Rayehe Mozafarian and Samire Hanayi
The door is open; a brownish old Iron door. The house is hot in sunlight. The guide comes home ahead of us. The house is big and old. It is one of those old buildings. The wind has scattered the clothes on the dirt floor of the house yard. The fridge makes noise in the cellar at the other side of the house. Green wooden windows sometimes play in the wind. The guide calls me to enter the house. We go ahead. The iron door of the room opens. A little girl smiles at us with a shame from the dark background of the room. We enter the room. With dismay, the clutches the snacks on the ground and puts them in a corner. Her friend smiles with constant embarrassment. The guide explains that we are going to ask a few questions. I smile at her in response to her smile. Her beauty is stunning. She has large blue eyes, a white oval face with special brightness and long golden hair covered under local chador. Her delicate hands and fingers, her red nail varnish and marriage ring grab the attention. My camera and I do not get tired of watching.
She has just finished her middle school and she is going to high school next year but their village does not have high school, so she should go to another city. She likes design and painting, and intends to become a graphic artist. I ask about her husband’s job. He is a university student but she does not know his field of study, her friend points to her from the other side of the room and tells her stealthily that she is wrong. He sees his wife very little. We ask her why did she marry. She just laughs; she does not have an answer. She married one year ago and hopes to grow up and her husband graduates and provides the facilities of a good life for her.
According to the available statistics in 2016, the number of marriages registered by population and housing statistics in 2016 is presented in the table below. The Population and Housing Census of 2016 indicates that 36,261 men aged 10 to 14 years and 66,250 men aged 15 to 19 years have married at least once. According to this census, by 2016, 37448 women aged 10 to 14 years old and 573468 women aged 15-19 years old had married at least once.
But these numbers are not only for the married children. According to the similar five-year-old tables, it is possible to accurately estimate the statistics of widowed and divorced children. The statistics help to distinguish between widows and divorced children.
In most dictionaries, divorced is defined as someone who is separated from her husband and widowed as someone whose husband has died, so separate statistics allows the two categories to be defined and measured separately.

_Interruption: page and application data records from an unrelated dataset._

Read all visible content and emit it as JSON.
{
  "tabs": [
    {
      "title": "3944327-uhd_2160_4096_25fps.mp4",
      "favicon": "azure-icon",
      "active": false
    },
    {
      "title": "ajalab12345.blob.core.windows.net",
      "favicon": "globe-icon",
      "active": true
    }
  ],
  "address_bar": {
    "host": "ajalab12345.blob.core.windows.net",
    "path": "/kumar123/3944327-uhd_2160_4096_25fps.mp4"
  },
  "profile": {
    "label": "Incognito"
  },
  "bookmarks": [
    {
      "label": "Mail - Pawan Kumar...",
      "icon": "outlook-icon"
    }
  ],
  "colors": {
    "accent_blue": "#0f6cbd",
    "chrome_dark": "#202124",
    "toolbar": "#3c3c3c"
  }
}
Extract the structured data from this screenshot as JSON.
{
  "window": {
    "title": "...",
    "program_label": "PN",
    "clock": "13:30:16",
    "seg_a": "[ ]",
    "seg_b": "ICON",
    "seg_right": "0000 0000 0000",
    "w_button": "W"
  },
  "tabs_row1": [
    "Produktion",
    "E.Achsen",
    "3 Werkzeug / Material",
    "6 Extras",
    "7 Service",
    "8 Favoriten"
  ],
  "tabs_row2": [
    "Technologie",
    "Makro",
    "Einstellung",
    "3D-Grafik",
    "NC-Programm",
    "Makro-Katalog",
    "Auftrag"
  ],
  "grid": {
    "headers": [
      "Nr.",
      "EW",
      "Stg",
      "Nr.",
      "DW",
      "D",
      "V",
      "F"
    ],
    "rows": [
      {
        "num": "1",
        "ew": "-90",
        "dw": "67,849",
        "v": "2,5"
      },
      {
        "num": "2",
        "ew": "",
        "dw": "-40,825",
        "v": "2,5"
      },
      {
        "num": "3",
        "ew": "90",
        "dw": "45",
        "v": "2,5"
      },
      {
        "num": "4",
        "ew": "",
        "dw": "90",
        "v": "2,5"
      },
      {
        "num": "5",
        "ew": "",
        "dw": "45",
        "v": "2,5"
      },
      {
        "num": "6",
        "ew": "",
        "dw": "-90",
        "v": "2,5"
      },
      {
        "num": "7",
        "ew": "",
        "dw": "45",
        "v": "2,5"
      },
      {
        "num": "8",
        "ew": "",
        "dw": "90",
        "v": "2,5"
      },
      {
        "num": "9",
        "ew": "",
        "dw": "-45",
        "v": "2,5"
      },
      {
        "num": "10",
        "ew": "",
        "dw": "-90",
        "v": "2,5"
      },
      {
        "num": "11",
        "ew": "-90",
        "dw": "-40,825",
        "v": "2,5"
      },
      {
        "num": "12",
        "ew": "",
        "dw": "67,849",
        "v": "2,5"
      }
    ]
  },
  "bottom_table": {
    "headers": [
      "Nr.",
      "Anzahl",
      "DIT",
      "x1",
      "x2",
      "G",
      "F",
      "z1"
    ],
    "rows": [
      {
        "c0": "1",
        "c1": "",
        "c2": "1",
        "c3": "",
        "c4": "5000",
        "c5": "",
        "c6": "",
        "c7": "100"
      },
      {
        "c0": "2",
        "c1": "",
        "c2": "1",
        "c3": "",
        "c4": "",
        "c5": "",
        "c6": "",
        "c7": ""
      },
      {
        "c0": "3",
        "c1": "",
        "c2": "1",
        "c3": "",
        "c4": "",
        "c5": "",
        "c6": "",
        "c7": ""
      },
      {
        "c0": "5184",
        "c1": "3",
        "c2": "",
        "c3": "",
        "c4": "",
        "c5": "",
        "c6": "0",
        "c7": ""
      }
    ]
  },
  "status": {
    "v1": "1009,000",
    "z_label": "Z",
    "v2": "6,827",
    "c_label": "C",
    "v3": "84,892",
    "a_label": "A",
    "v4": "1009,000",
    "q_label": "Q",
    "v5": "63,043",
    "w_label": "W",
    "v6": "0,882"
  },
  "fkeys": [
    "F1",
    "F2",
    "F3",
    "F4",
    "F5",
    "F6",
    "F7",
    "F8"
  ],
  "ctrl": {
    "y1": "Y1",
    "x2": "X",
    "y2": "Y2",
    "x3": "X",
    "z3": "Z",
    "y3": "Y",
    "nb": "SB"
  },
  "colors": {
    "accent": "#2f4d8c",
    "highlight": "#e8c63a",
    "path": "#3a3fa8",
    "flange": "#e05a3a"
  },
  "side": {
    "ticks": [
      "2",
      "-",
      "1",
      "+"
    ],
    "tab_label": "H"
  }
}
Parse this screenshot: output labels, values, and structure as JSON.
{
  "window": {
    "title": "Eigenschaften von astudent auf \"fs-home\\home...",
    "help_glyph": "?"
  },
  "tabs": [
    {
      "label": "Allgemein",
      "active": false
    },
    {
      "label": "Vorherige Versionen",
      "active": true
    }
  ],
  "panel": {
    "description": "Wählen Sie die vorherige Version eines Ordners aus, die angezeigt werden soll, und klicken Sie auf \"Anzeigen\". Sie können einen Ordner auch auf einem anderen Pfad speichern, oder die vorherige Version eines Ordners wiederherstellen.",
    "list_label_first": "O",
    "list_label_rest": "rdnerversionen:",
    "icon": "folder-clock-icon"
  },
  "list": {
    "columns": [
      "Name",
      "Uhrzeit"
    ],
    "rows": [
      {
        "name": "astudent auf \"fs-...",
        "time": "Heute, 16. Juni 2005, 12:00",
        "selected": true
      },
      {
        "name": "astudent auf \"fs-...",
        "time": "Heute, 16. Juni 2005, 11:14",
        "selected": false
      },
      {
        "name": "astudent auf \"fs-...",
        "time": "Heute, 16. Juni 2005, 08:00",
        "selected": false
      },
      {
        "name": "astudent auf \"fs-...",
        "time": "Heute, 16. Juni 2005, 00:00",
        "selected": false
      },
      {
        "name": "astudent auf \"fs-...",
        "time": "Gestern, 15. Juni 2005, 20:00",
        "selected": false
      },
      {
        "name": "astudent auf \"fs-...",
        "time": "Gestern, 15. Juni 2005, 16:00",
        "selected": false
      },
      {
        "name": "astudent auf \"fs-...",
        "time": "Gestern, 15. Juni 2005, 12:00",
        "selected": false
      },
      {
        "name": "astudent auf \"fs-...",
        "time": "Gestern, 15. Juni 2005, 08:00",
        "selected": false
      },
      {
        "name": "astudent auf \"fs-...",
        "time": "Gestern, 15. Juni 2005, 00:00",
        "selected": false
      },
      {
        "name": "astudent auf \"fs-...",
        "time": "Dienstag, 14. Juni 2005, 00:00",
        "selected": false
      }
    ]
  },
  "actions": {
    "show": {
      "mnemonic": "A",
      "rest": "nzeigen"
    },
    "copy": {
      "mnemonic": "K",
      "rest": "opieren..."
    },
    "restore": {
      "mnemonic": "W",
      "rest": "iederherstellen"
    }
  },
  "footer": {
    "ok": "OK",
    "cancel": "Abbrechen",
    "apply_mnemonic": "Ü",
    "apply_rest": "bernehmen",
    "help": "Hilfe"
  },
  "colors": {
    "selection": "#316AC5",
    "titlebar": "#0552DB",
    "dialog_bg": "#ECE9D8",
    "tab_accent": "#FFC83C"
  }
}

A woman or man whose spouse has died after marriage is called widowed or widower.
By the 2016, 383 men aged 10 to 14 years oldand 512men aged 15 to 19 years old has been registered as widowers.The figure for women in the same year was 226 and 1194, respectively, indicating that by 2016, there were 609 widows under 15 years old and 1706 widows aged 15-19 years old in Iran..
For divorced children, statistics show that by 2016, 1310 men aged 10 to 14 years old, and 1978 men aged 15 to 19 years old were separated from their wives. Similarly, for women aged 10 to 14 years, 598 divorces were recorded and 10614 cases of divorce were recorded for women aged 15 to 19 years old until this year.
Along with the release of various figures every year and various reports, the current status of the law on children’s marriage is confined to a series of uncertainties. The members of parliament recently tried to slightly change article 1041 and to slightly increase the minimum age for marriage but it should be noted that the change is very slight because like the past, the guardian’s leave and court permission provide the chance of such marriage for the families. It is currently not possible to change the law, but under current law, the minimum age defined for marriage is 13 for girls and 15 for boys with no need to refer to the court. However, referral to the court, according to the figures provided has shown that it has not been possible to obstruct such a path.
Only four countries in the international community (Saudi Arabia, Maldives, Gambia and Sudan) have not specified the minimum age for marriage, and Iran has accepted 13 years of age as the lowest age for marriage of girls, after Guinea (13 years). The lowest age in other countries, such as Mozambique, Madagascar, Venezuela and Bolivia, is 14 years old. Therefore, it seems that the situation in Iran is not very different with those countries that have not specified the minimum age for marriage.